* Your instructions
In how many lines of the data below does the word "value" appear? Reply with the number and nothing more.

== Segment start ==

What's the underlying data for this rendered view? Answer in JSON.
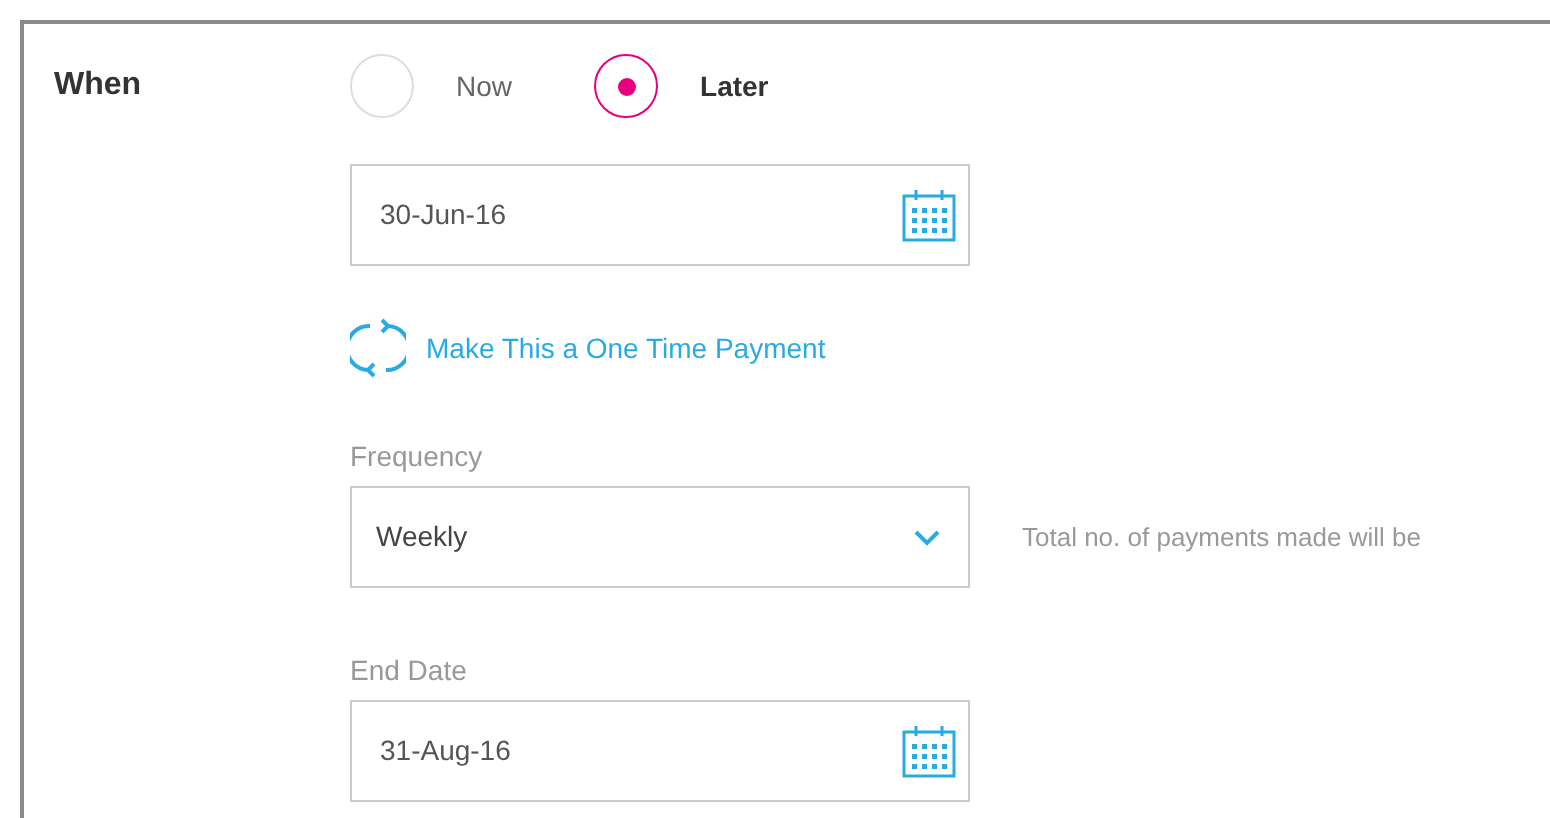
{
  "section_label": "When",
  "timing_options": [
    {
      "label": "Now",
      "selected": false
    },
    {
      "label": "Later",
      "selected": true
    }
  ],
  "start_date": {
    "value": "30-Jun-16"
  },
  "one_time_link": "Make This a One Time Payment",
  "frequency": {
    "label": "Frequency",
    "value": "Weekly",
    "note": "Total no. of payments made will be"
  },
  "end_date": {
    "label": "End Date",
    "value": "31-Aug-16"
  }
}
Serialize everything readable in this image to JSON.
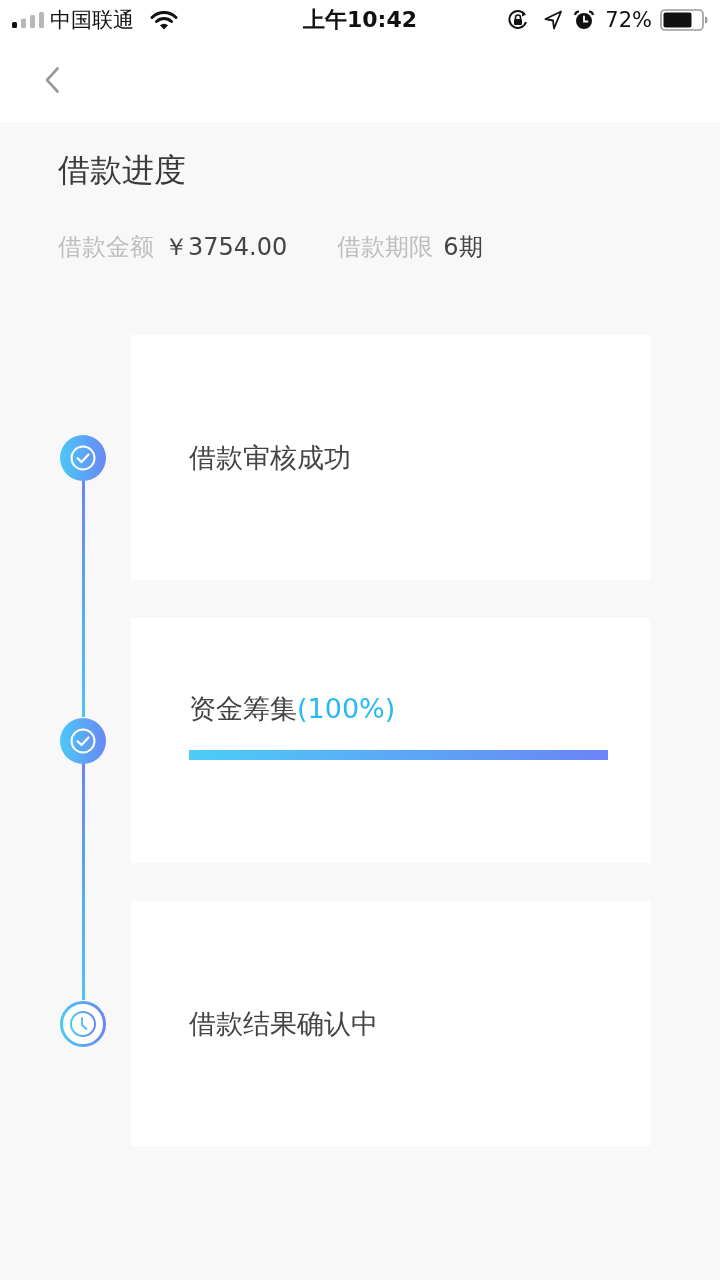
{
  "status_bar": {
    "carrier": "中国联通",
    "time": "上午10:42",
    "battery": "72%"
  },
  "title": "借款进度",
  "summary": [
    {
      "label": "借款金额",
      "value": "￥3754.00"
    },
    {
      "label": "借款期限",
      "value": "6期"
    }
  ],
  "steps": [
    {
      "label": "借款审核成功",
      "done": true
    },
    {
      "label": "资金筹集",
      "reading": "(100%)",
      "level": 1,
      "done": true
    },
    {
      "label": "借款结果确认中",
      "done": false
    }
  ]
}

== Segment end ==

* Answer to this problem
5